A Democratic House of Representatives is a good sign for hemp legalization.

The end of Republican dominance of the House of Representatives could be a good sign for hemp legalization. That’s because a Farm Bill that includes legalization is more likely to pass.

Senate majority leader Mitch McConnell ensured that full legalization of hemp growing would be part of his chamber’s version of this year’s Farm Bill, which includes everything from for food stamp authorization to subsidies for farmers. But the House did not include such language in their version. McConnell, a Republican from Kentucky and hemp’s most powerful ally on Capitol Hill, has promised that legalization will be part of a final bill being negotiated.

But House Republicans have held up those Farm Bill negotiations, not because they care one way or another about hemp, but because they want to make it more difficult for people to get food stamps. They have tied passage of the bill to stricter food stamp requirement.

Now that those House Republicans will be in the minority soon, they may have less incentive to hang tough on food stamps, and more inclination to get on with passing the Farm Bill.

According to Hemp Business Journal:

Now that the GOP opposition faces a Democratic majority next session, Rep. Collin Peterson (D-Minn.) believes that House Republicans may be more willing to compromise. As the ranking Democratic member and presumptive incoming chairman of the House Agriculture Committee, Peterson sees passage as an imperative.

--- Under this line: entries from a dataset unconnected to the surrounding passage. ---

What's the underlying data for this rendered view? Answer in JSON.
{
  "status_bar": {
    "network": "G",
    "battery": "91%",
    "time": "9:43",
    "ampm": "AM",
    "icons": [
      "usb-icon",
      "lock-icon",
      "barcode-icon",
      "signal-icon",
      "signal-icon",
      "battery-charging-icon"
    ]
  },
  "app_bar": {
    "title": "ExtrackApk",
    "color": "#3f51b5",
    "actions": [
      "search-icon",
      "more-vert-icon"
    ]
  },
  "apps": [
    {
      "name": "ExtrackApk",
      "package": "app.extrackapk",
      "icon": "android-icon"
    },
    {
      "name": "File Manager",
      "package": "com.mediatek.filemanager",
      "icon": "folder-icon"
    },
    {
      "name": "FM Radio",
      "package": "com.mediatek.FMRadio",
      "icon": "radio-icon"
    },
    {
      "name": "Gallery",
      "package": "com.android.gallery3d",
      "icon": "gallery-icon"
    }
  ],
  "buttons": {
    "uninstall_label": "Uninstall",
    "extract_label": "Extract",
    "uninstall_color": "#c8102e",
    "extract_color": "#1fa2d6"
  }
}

“I want this done. I don’t want this farm bill to be on my plate when I become chairman,” Peterson said in a radio interview. “Now [with] what’s happened with the election, the leverage, whatever leverage they did have on the SNAP stuff, I don’t see that they have any leverage anymore.”

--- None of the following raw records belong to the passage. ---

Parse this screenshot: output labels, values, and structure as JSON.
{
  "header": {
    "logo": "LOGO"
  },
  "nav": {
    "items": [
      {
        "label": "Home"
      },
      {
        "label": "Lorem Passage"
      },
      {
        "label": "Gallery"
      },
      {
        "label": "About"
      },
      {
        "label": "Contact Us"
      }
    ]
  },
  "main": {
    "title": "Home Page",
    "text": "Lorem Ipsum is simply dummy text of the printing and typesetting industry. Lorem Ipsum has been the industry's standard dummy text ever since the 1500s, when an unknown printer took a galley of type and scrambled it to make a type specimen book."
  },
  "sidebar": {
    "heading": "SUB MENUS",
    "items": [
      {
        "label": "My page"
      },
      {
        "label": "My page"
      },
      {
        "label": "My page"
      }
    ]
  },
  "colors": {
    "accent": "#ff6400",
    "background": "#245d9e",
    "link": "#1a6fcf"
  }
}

Peterson added during the interview that he has plans to meet with the current agriculture committee chair, Rep. Mike Conaway (R-Texas), to hash out the details of a compromise bill. Before Congress left for recess, Conaway and Peterson, along with the Senate agriculture committee chairman, Sen. Pat Roberts (R-Kan.), had a tentative agreement to have a compromise bill ready by November 14, though it is unclear whether they will meet that deadline.